== Task description ==
Comb the records below for the string "dataTracks" and copy each line where it turns up.

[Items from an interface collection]
####################

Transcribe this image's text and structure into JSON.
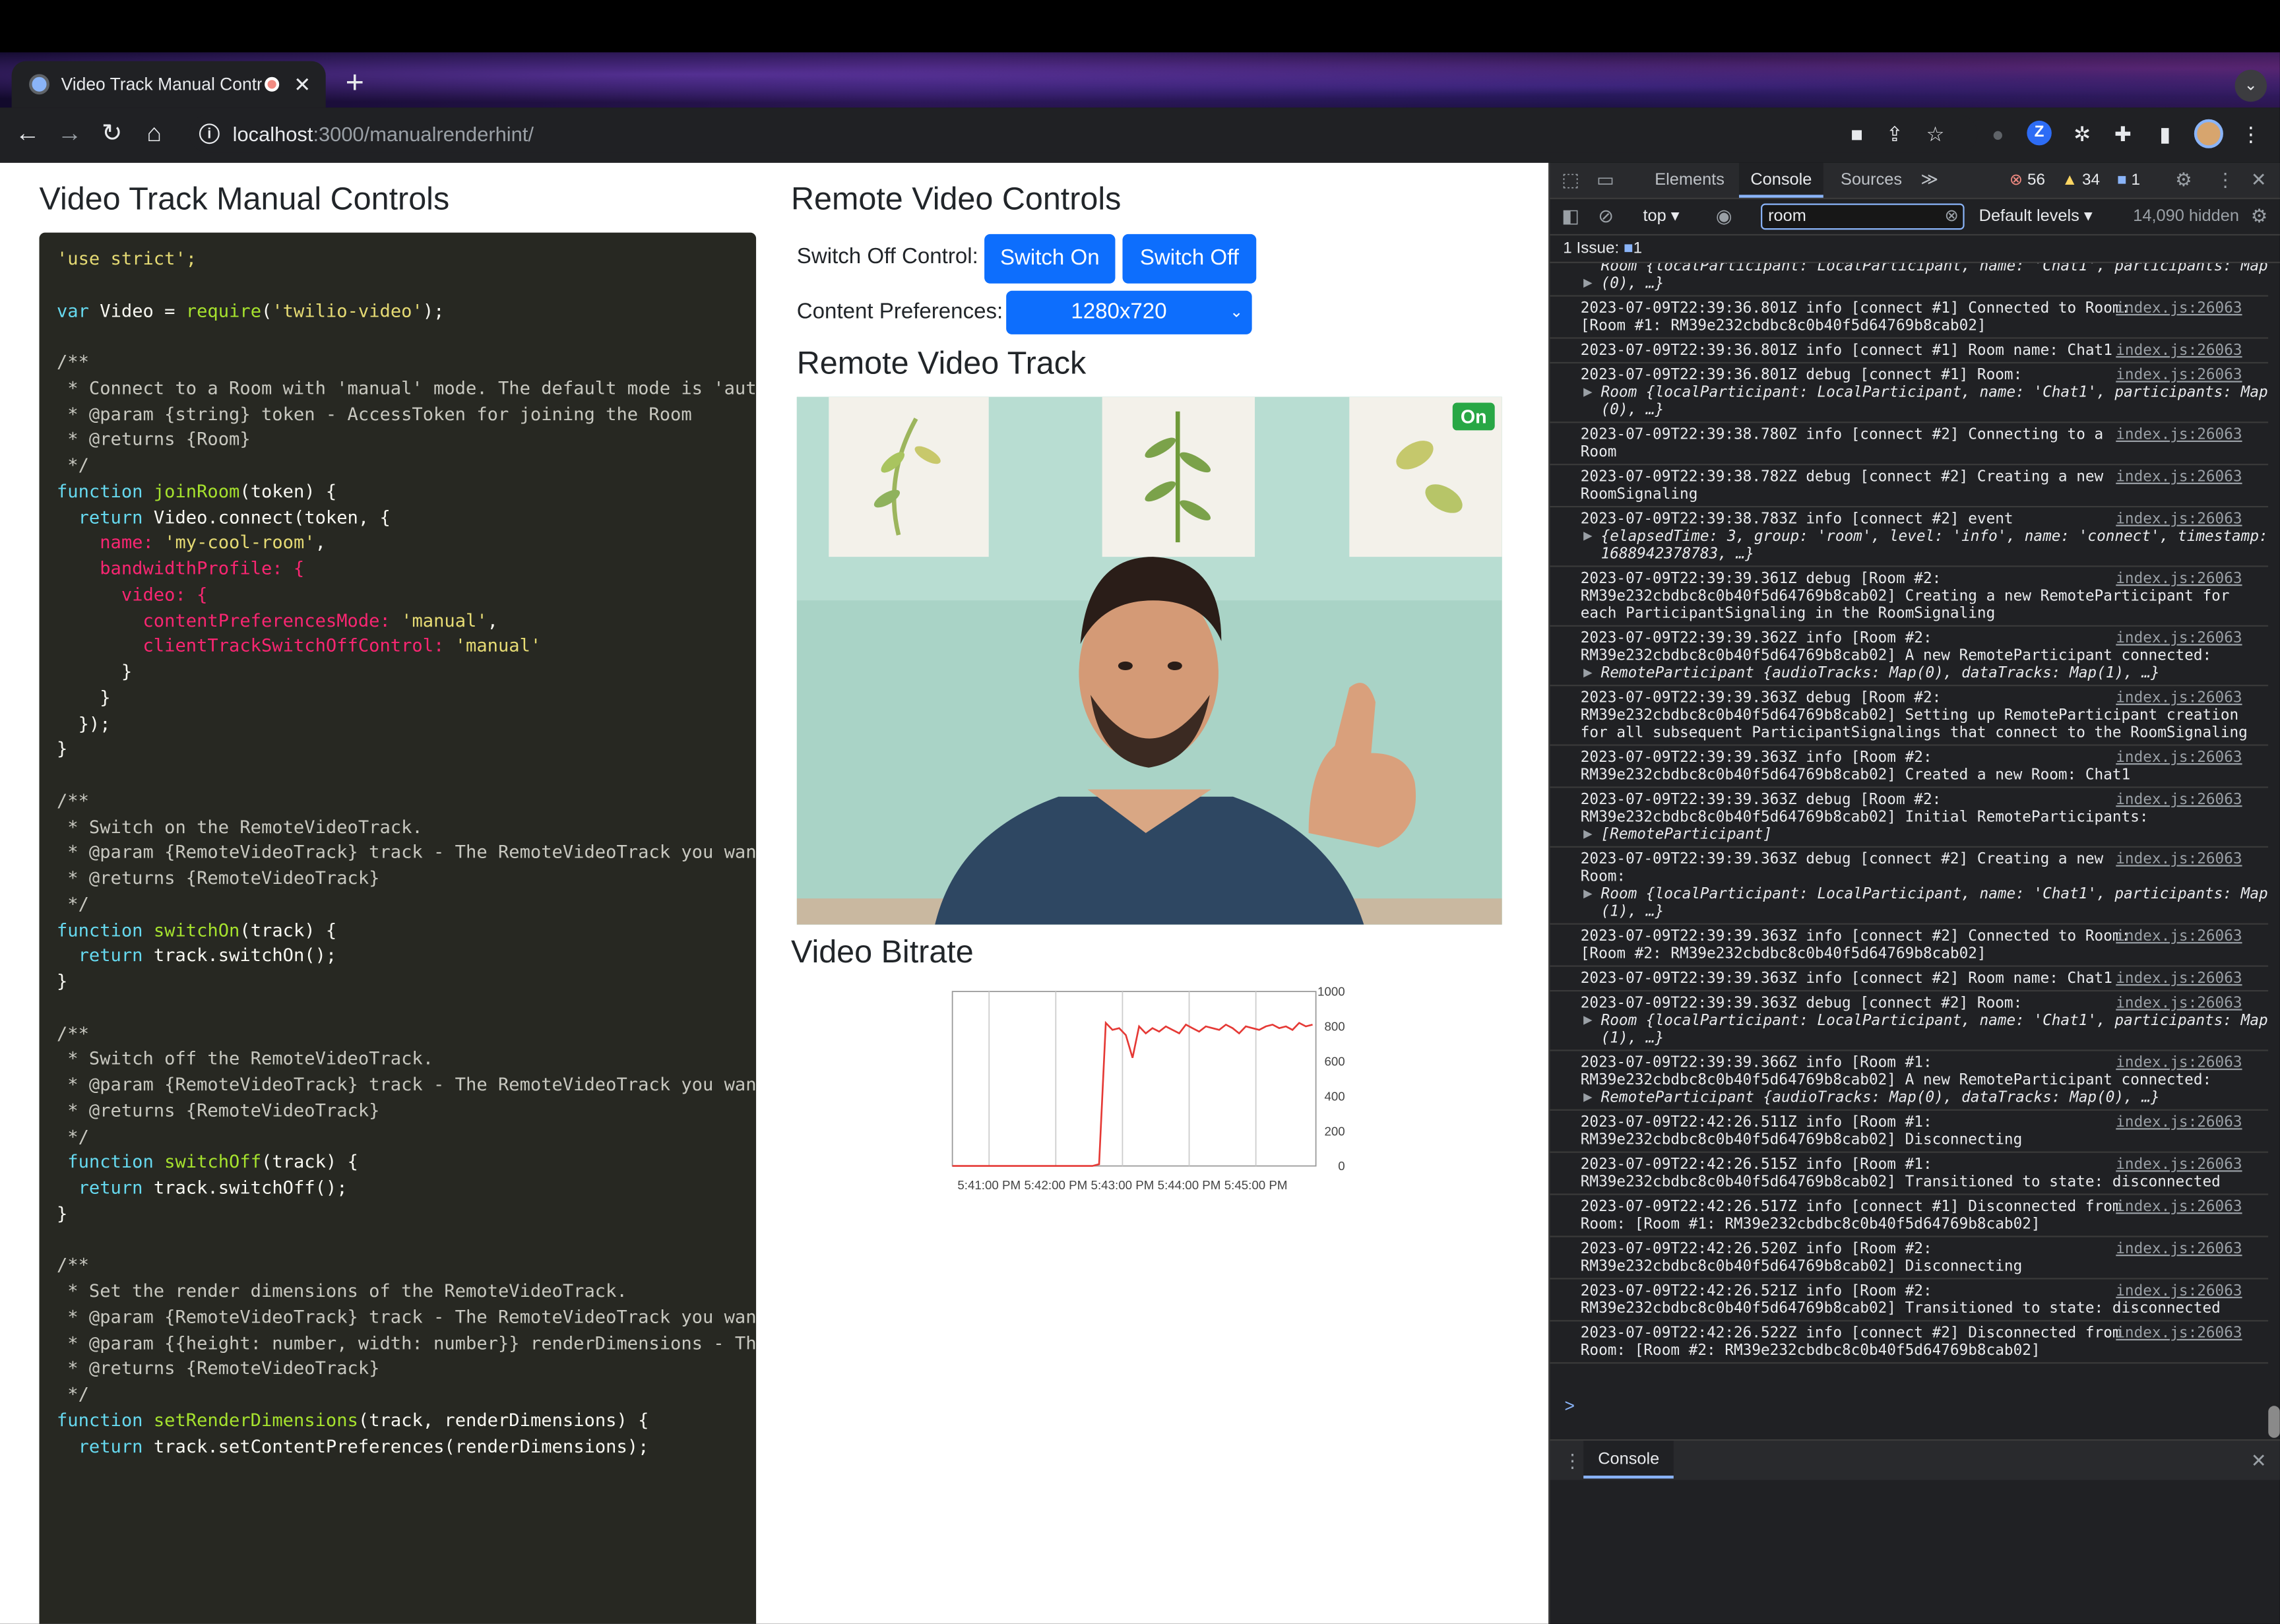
{
  "browser": {
    "tab_title": "Video Track Manual Contro",
    "tab_close": "✕",
    "new_tab": "+",
    "url_host": "localhost",
    "url_path": ":3000/manualrenderhint/"
  },
  "page": {
    "title": "Video Track Manual Controls",
    "code_lines": [
      [
        [
          "'use strict';",
          "str"
        ]
      ],
      [],
      [
        [
          "var ",
          "kw"
        ],
        [
          "Video = ",
          ""
        ],
        [
          "require",
          "fn"
        ],
        [
          "(",
          ""
        ],
        [
          "'twilio-video'",
          "str"
        ],
        [
          ");",
          ""
        ]
      ],
      [],
      [
        [
          "/**",
          "com"
        ]
      ],
      [
        [
          " * Connect to a Room with 'manual' mode. The default mode is 'auto'.",
          "com"
        ]
      ],
      [
        [
          " * @param {string} token - AccessToken for joining the Room",
          "com"
        ]
      ],
      [
        [
          " * @returns {Room}",
          "com"
        ]
      ],
      [
        [
          " */",
          "com"
        ]
      ],
      [
        [
          "function ",
          "kw"
        ],
        [
          "joinRoom",
          "fn"
        ],
        [
          "(token) {",
          ""
        ]
      ],
      [
        [
          "  return ",
          "kw"
        ],
        [
          "Video.connect(token, {",
          ""
        ]
      ],
      [
        [
          "    name: ",
          "prop"
        ],
        [
          "'my-cool-room'",
          "str"
        ],
        [
          ",",
          ""
        ]
      ],
      [
        [
          "    bandwidthProfile: {",
          "prop"
        ]
      ],
      [
        [
          "      video: {",
          "prop"
        ]
      ],
      [
        [
          "        contentPreferencesMode: ",
          "prop"
        ],
        [
          "'manual'",
          "str"
        ],
        [
          ",",
          ""
        ]
      ],
      [
        [
          "        clientTrackSwitchOffControl: ",
          "prop"
        ],
        [
          "'manual'",
          "str"
        ]
      ],
      [
        [
          "      }",
          ""
        ]
      ],
      [
        [
          "    }",
          ""
        ]
      ],
      [
        [
          "  });",
          ""
        ]
      ],
      [
        [
          "}",
          ""
        ]
      ],
      [],
      [
        [
          "/**",
          "com"
        ]
      ],
      [
        [
          " * Switch on the RemoteVideoTrack.",
          "com"
        ]
      ],
      [
        [
          " * @param {RemoteVideoTrack} track - The RemoteVideoTrack you want t",
          "com"
        ]
      ],
      [
        [
          " * @returns {RemoteVideoTrack}",
          "com"
        ]
      ],
      [
        [
          " */",
          "com"
        ]
      ],
      [
        [
          "function ",
          "kw"
        ],
        [
          "switchOn",
          "fn"
        ],
        [
          "(track) {",
          ""
        ]
      ],
      [
        [
          "  return ",
          "kw"
        ],
        [
          "track.switchOn();",
          ""
        ]
      ],
      [
        [
          "}",
          ""
        ]
      ],
      [],
      [
        [
          "/**",
          "com"
        ]
      ],
      [
        [
          " * Switch off the RemoteVideoTrack.",
          "com"
        ]
      ],
      [
        [
          " * @param {RemoteVideoTrack} track - The RemoteVideoTrack you want t",
          "com"
        ]
      ],
      [
        [
          " * @returns {RemoteVideoTrack}",
          "com"
        ]
      ],
      [
        [
          " */",
          "com"
        ]
      ],
      [
        [
          " function ",
          "kw"
        ],
        [
          "switchOff",
          "fn"
        ],
        [
          "(track) {",
          ""
        ]
      ],
      [
        [
          "  return ",
          "kw"
        ],
        [
          "track.switchOff();",
          ""
        ]
      ],
      [
        [
          "}",
          ""
        ]
      ],
      [],
      [
        [
          "/**",
          "com"
        ]
      ],
      [
        [
          " * Set the render dimensions of the RemoteVideoTrack.",
          "com"
        ]
      ],
      [
        [
          " * @param {RemoteVideoTrack} track - The RemoteVideoTrack you want t",
          "com"
        ]
      ],
      [
        [
          " * @param {{height: number, width: number}} renderDimensions - The r",
          "com"
        ]
      ],
      [
        [
          " * @returns {RemoteVideoTrack}",
          "com"
        ]
      ],
      [
        [
          " */",
          "com"
        ]
      ],
      [
        [
          "function ",
          "kw"
        ],
        [
          "setRenderDimensions",
          "fn"
        ],
        [
          "(track, renderDimensions) {",
          ""
        ]
      ],
      [
        [
          "  return ",
          "kw"
        ],
        [
          "track.setContentPreferences(renderDimensions);",
          ""
        ]
      ]
    ],
    "remote_controls_title": "Remote Video Controls",
    "switch_off_control_label": "Switch Off Control:",
    "switch_on_label": "Switch On",
    "switch_off_label": "Switch Off",
    "content_preferences_label": "Content Preferences:",
    "content_preferences_value": "1280x720",
    "remote_track_title": "Remote Video Track",
    "track_state_badge": "On",
    "video_bitrate_title": "Video Bitrate"
  },
  "chart_data": {
    "type": "line",
    "title": "",
    "xlabel": "",
    "ylabel": "",
    "ylim": [
      0,
      1000
    ],
    "y_ticks": [
      "1000",
      "800",
      "600",
      "400",
      "200",
      "0"
    ],
    "x_ticks": [
      "5:41:00 PM",
      "5:42:00 PM",
      "5:43:00 PM",
      "5:44:00 PM",
      "5:45:00 PM"
    ],
    "series": [
      {
        "color": "#e53935",
        "x_minutes": [
          0,
          0.5,
          1,
          1.5,
          2,
          2.1,
          2.2,
          2.3,
          2.4,
          2.5,
          2.6,
          2.7,
          2.8,
          2.9,
          3.0,
          3.1,
          3.2,
          3.3,
          3.4,
          3.5,
          3.6,
          3.7,
          3.8,
          3.9,
          4.0,
          4.1,
          4.2,
          4.3,
          4.4,
          4.5,
          4.6,
          4.7,
          4.8,
          4.9,
          5.0,
          5.1,
          5.2,
          5.3,
          5.4
        ],
        "values": [
          0,
          0,
          0,
          0,
          0,
          0,
          10,
          820,
          780,
          790,
          750,
          620,
          800,
          760,
          790,
          770,
          800,
          780,
          760,
          810,
          790,
          770,
          800,
          790,
          780,
          810,
          790,
          760,
          800,
          790,
          780,
          800,
          810,
          790,
          800,
          780,
          820,
          800,
          810
        ]
      }
    ],
    "grid": true
  },
  "devtools": {
    "tabs": [
      "Elements",
      "Console",
      "Sources",
      "≫"
    ],
    "errors_count": "56",
    "warnings_count": "34",
    "info_count": "1",
    "context": "top ▾",
    "filter_value": "room",
    "levels": "Default levels ▾",
    "hidden": "14,090 hidden",
    "issues_label": "1 Issue:",
    "issues_count": "1",
    "source_link": "index.js:26063",
    "log": [
      {
        "lines": [
          "Room {localParticipant: LocalParticipant, name: 'Chat1', participants: Map",
          "(0), …}"
        ],
        "obj": true,
        "top_partial": true
      },
      {
        "lines": [
          "2023-07-09T22:39:36.801Z info [connect #1] Connected to Room:",
          "[Room #1: RM39e232cbdbc8c0b40f5d64769b8cab02]"
        ],
        "src": true
      },
      {
        "lines": [
          "2023-07-09T22:39:36.801Z info [connect #1] Room name: Chat1"
        ],
        "src": true
      },
      {
        "lines": [
          "2023-07-09T22:39:36.801Z debug [connect #1] Room:"
        ],
        "obj_lines": [
          "Room {localParticipant: LocalParticipant, name: 'Chat1', participants: Map",
          "(0), …}"
        ],
        "src": true
      },
      {
        "lines": [
          "2023-07-09T22:39:38.780Z info [connect #2] Connecting to a",
          "Room"
        ],
        "src": true
      },
      {
        "lines": [
          "2023-07-09T22:39:38.782Z debug [connect #2] Creating a new",
          "RoomSignaling"
        ],
        "src": true
      },
      {
        "lines": [
          "2023-07-09T22:39:38.783Z info [connect #2] event"
        ],
        "obj_lines": [
          "{elapsedTime: 3, group: 'room', level: 'info', name: 'connect', timestamp:",
          "1688942378783, …}"
        ],
        "src": true
      },
      {
        "lines": [
          "2023-07-09T22:39:39.361Z debug [Room #2:",
          "RM39e232cbdbc8c0b40f5d64769b8cab02] Creating a new RemoteParticipant for",
          "each ParticipantSignaling in the RoomSignaling"
        ],
        "src": true
      },
      {
        "lines": [
          "2023-07-09T22:39:39.362Z info [Room #2:",
          "RM39e232cbdbc8c0b40f5d64769b8cab02] A new RemoteParticipant connected:"
        ],
        "obj_lines": [
          "RemoteParticipant {audioTracks: Map(0), dataTracks: Map(1), …}"
        ],
        "src": true
      },
      {
        "lines": [
          "2023-07-09T22:39:39.363Z debug [Room #2:",
          "RM39e232cbdbc8c0b40f5d64769b8cab02] Setting up RemoteParticipant creation",
          "for all subsequent ParticipantSignalings that connect to the RoomSignaling"
        ],
        "src": true
      },
      {
        "lines": [
          "2023-07-09T22:39:39.363Z info [Room #2:",
          "RM39e232cbdbc8c0b40f5d64769b8cab02] Created a new Room: Chat1"
        ],
        "src": true
      },
      {
        "lines": [
          "2023-07-09T22:39:39.363Z debug [Room #2:",
          "RM39e232cbdbc8c0b40f5d64769b8cab02] Initial RemoteParticipants:"
        ],
        "obj_lines": [
          "[RemoteParticipant]"
        ],
        "src": true
      },
      {
        "lines": [
          "2023-07-09T22:39:39.363Z debug [connect #2] Creating a new",
          "Room:"
        ],
        "obj_lines": [
          "Room {localParticipant: LocalParticipant, name: 'Chat1', participants: Map",
          "(1), …}"
        ],
        "src": true
      },
      {
        "lines": [
          "2023-07-09T22:39:39.363Z info [connect #2] Connected to Room:",
          "[Room #2: RM39e232cbdbc8c0b40f5d64769b8cab02]"
        ],
        "src": true
      },
      {
        "lines": [
          "2023-07-09T22:39:39.363Z info [connect #2] Room name: Chat1"
        ],
        "src": true
      },
      {
        "lines": [
          "2023-07-09T22:39:39.363Z debug [connect #2] Room:"
        ],
        "obj_lines": [
          "Room {localParticipant: LocalParticipant, name: 'Chat1', participants: Map",
          "(1), …}"
        ],
        "src": true
      },
      {
        "lines": [
          "2023-07-09T22:39:39.366Z info [Room #1:",
          "RM39e232cbdbc8c0b40f5d64769b8cab02] A new RemoteParticipant connected:"
        ],
        "obj_lines": [
          "RemoteParticipant {audioTracks: Map(0), dataTracks: Map(0), …}"
        ],
        "src": true
      },
      {
        "lines": [
          "2023-07-09T22:42:26.511Z info [Room #1:",
          "RM39e232cbdbc8c0b40f5d64769b8cab02] Disconnecting"
        ],
        "src": true
      },
      {
        "lines": [
          "2023-07-09T22:42:26.515Z info [Room #1:",
          "RM39e232cbdbc8c0b40f5d64769b8cab02] Transitioned to state: disconnected"
        ],
        "src": true
      },
      {
        "lines": [
          "2023-07-09T22:42:26.517Z info [connect #1] Disconnected from",
          "Room: [Room #1: RM39e232cbdbc8c0b40f5d64769b8cab02]"
        ],
        "src": true
      },
      {
        "lines": [
          "2023-07-09T22:42:26.520Z info [Room #2:",
          "RM39e232cbdbc8c0b40f5d64769b8cab02] Disconnecting"
        ],
        "src": true
      },
      {
        "lines": [
          "2023-07-09T22:42:26.521Z info [Room #2:",
          "RM39e232cbdbc8c0b40f5d64769b8cab02] Transitioned to state: disconnected"
        ],
        "src": true
      },
      {
        "lines": [
          "2023-07-09T22:42:26.522Z info [connect #2] Disconnected from",
          "Room: [Room #2: RM39e232cbdbc8c0b40f5d64769b8cab02]"
        ],
        "src": true
      }
    ],
    "prompt": ">",
    "drawer_tab": "Console"
  }
}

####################

== Exercise output ==
          "RemoteParticipant {audioTracks: Map(0), dataTracks: Map(1), …}"
          "RemoteParticipant {audioTracks: Map(0), dataTracks: Map(0), …}"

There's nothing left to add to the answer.